W.Green, G.Swanborough The Complete Book of Fighters
In the early spring of 1916, Armand Dufaux completed the prototype of an original two-seat fighter biplane in which a 110 hp Le Rhone 9J air-cooled rotary engine was buried in the forward fuselage to drive a two-bladed propeller amidships, the union between the forward and rear fuselage sections being provided by a substantial tubular member which passed through the propeller hub, this support being augmented by tie rods between the undercarriage V-struts and the tail-skid support. The pilot and gunner sat in side-by-side staggered seats immediately ahead of the engine, the latter (to starboard) having a single 7,7-mm Lewis gun. Built by the Societe pour la Construction et l’Entretien d'Avions (CEA), the Dufaux fighter commenced official tests at Chateaufort in April 1916, but the problems of engine cooling, structural rigidity, etc, apparently militated against further development.
Max speed, 87 mph (140 km/h) at sea level.
Time to 6,560 ft (2 000 m), 13.15 min.
Endurance, 2.0 hrs.
Empty weight, 1,168 lb (530 kg).

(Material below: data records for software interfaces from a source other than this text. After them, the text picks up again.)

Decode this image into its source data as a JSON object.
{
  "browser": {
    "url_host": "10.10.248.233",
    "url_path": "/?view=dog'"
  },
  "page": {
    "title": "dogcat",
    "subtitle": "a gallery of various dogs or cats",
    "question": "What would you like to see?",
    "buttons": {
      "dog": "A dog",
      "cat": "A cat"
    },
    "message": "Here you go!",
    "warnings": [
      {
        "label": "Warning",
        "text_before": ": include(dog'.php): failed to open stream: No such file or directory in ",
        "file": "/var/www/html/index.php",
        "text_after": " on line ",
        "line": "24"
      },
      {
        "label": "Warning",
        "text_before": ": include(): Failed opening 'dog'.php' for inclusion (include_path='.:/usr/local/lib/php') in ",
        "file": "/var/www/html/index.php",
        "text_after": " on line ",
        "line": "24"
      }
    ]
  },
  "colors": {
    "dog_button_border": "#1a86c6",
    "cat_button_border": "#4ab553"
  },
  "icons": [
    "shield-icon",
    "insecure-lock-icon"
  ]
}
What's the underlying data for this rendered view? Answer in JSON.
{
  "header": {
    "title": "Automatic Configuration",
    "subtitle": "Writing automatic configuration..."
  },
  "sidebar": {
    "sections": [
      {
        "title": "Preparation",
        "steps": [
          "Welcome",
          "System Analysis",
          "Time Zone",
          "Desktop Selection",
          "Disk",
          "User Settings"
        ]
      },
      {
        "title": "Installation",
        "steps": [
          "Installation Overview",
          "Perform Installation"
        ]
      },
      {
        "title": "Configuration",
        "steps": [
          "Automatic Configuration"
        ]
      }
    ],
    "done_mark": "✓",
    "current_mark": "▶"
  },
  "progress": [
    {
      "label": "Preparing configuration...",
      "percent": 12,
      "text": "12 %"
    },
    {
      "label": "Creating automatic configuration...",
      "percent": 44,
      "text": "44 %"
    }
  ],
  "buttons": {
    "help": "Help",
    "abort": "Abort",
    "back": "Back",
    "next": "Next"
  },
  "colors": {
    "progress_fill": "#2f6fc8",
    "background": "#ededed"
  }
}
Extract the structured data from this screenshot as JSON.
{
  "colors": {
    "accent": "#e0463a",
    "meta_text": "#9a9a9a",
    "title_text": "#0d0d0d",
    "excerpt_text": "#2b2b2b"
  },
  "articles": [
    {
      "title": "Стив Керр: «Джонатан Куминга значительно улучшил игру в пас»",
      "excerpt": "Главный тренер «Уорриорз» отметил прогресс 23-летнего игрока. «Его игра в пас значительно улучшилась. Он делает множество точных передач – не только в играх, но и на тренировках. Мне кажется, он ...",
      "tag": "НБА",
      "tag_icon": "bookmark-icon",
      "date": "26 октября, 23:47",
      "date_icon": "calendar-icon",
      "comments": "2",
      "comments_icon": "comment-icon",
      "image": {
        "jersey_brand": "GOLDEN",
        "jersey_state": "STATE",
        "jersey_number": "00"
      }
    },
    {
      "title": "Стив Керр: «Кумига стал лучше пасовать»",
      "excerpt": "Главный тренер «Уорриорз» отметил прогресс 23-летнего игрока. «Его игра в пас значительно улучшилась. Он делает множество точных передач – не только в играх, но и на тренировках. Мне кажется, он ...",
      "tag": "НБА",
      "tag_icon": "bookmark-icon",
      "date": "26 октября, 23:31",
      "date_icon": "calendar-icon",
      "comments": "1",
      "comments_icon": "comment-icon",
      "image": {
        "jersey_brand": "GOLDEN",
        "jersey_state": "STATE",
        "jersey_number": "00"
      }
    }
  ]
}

Loaded weight, 1,631 lb (740 kg).
Span, 26 ft 1 2/5 in (7,96 m).
Length, 20 ft 0 in (6,10 m).
Height, 9 ft 1 1/4 in (2,80 m).
DUFAUX AVION-CANON France
Armand Dufaux’s avion-canon was one of the most original fighters of World War I in that it was designed around a fixed forward-firing 37-mm Hotchkiss cannon. The aircraft itself was of conventional layout, being a single-bay single-seat biplane with a two-bladed tractor propeller. In order to cater for the centrally-mounted cannon firing through a hollow propeller shaft, two nine-cylinder air-cooled rotary engines were mounted athwartships. The cannon passed between the engines and the hollow propeller shaft was driven by bevel gearing. Built in the workshops of the CEA, Dufaux’s avion-canon was tested in 1917, and allegedly achieved speeds in excess of 124 mph (200 km/h). It was demonstrated before the Minister of Aviation of the day, but further development was not pursued and neither illustrations nor data relating to this extraordinary fighter appear to have survived.